The trust model encourages nodes to connect to each other when there is new information available. This information may include the existence of new blocks in the chain, new transactions or data about new nodes joining the network. The model also encourages nodes to disregard connectivity which provides ‘bad’ information such as blocks that have been seen before or which have an invalid proof.
We developed a narrow interface between the core of the node’s network software and the trust model. Parts of the networking and ledger code are then able to push feedback into the system through that interface. In addition, a query interface can suggest new peers to try and connect to. This enabled our applied maths research group to develop their more complicated trust dynamics system while allowing parallel development of the networking code. To test this, we implemented a simple heuristic-based model and proceeded with integrating the trust-feedback elements into the networking code developed by the main ledger team. You can read more about the work of the ledger team by reading our article about lead software engineer Edward Fitzgerald.

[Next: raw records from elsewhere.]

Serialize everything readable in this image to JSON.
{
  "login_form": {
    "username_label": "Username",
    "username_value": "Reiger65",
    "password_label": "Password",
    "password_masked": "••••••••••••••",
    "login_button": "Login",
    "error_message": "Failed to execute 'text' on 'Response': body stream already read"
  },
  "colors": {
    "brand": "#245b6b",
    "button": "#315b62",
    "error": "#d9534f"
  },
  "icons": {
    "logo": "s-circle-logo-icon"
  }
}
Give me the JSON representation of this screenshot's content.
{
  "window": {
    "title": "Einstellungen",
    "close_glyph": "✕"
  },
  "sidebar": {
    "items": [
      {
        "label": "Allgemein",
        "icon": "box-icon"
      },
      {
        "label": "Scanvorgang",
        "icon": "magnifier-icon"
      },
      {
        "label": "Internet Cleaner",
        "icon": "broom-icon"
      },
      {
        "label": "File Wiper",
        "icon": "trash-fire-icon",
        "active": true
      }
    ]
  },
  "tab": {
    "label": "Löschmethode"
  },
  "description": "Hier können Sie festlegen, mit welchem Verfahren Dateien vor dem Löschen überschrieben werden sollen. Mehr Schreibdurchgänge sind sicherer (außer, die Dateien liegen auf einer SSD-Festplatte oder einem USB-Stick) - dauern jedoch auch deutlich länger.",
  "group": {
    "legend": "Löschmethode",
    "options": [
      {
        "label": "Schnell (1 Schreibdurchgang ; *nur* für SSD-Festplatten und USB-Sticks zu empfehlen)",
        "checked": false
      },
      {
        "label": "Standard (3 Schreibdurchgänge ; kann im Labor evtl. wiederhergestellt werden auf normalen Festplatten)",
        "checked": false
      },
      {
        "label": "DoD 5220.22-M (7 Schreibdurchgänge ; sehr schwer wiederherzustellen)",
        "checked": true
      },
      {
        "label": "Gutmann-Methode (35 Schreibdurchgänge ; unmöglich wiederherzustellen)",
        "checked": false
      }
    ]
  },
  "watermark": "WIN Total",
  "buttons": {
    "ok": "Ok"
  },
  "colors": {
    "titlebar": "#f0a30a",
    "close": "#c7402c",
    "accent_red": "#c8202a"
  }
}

Our approach successfully resulted in faster delivery of the trust subsystem. The deliberate narrowness of the interface meant that delivery of the code from the research group was able to be seamlessly integrated. Indeed, for a while, the two systems were selectable with a command-line flag.
The diagram above shows how feedback informs the trust model. The Trust “Director” periodically examines the current network state, chooses a set of suitable peers based on the trust scores and issues commands so that the network sub-system maintains semi-static links to a number of nodes that are perceived to be ‘good’ and also to a number of ‘speculative’ links to other nodes. Data flowing over these links allow us to up or down rate the links. A sufficiently useful speculative link will become semi-static and replace a less useful link.